Secondly, as far as condiments, I think I have that covered. I have made my own ketchup (seriously, homemade curry ketchup is like the greatest thing in the world), my own mustard and relish, and my own habanero salsa. So I guess I am covered if I can find myself some unprocessed hot dogs (do those even exist?) and a big bag of unprocessed tortilla chips. I plan to make some more ketchup this week when I get my CSA box on Wednesday.

Thirdly … I am SO glad I signed up for a CSA box! I live in San Diego, so there are quite a few local farms, and most of them offer a version of a CSA (Community Supported Agriculture) box from a local spot called Suzie’s Farm. It’s a good 45 minutes away from me, but I can pick up my box at the farmer’s market just two blocks away. 🙂

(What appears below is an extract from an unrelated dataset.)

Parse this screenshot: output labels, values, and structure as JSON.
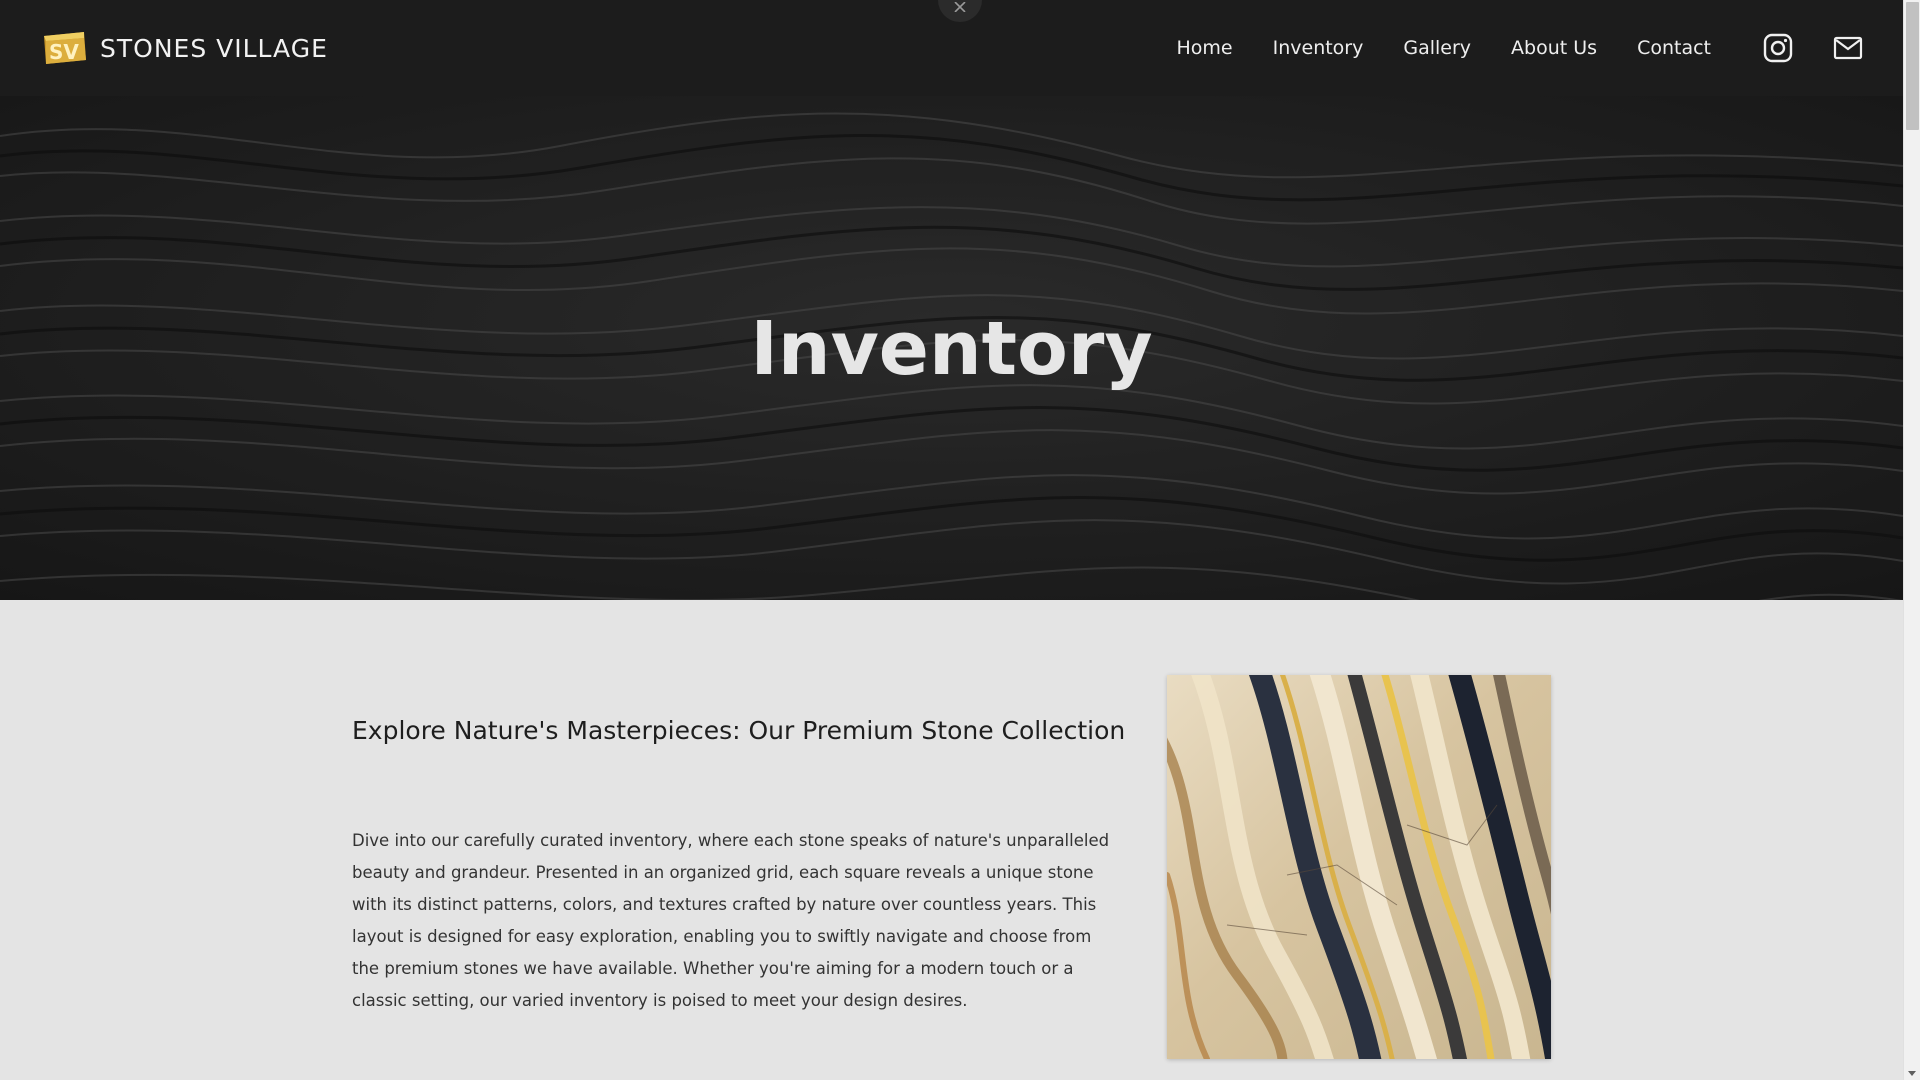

This week (well, on Wednesday), I will pick up my box, which this week, contains pea greens, kale, sweet potatoes, beans, tomatoes, summer squash, melon, and Blue Hubbard squash. Based on the good stuff I get this week (but won’t actually pick up til the day after the October Unprocessed Challenge starts), I have tentatively written out my menu for the next week.

Here is my plan for the next 7 days … a few pointers. I am a huge fan of the leftovers-for-lunch. I am a single girl and it’s beautiful and rare to find a good recipe that is worth cooking that is only for one person. Almost everything I cook has leftovers, and taking what’s left from dinner to work the next day allows me to be sure what I’m eating, and, more importantly, to not be tempted by the office lunches, packed with who-knows-what. I also don’t usually eat a very big or filling breakfast, so most of my breakys will be a piece of fruit, an acai bowl or a smoothie.

Tuesday:

B: acai bowl

L: carrots & hummus

D: stir-fry veggies and rice

Wednesday:

B: smoothie

L: leftovers

D: roast pork tenderloin/ carrot fries baked with chimichurri / green beans

Thursday:

B: melon

L: leftovers

D: spaghetti squash baked with kale/ salad of sunflower greens and pea greens

Friday:

B: smoothie

L: leftovers

D: Autumn chuck roast and blue hubbard squash/ steamed green beans

Saturday:

B: banana and smoothie

L: leftovers

D: tuna/lemon/garbanzo bean/ kale salad

Sunday:

B: acai bowl

L: leftovers

D: sauerkraut/ bacon/ potato soup

Monday:

B: acai bowl

L: leftovers

D: stuffed baked sweet potato

What are your meal plans shaping up like for October? Please share!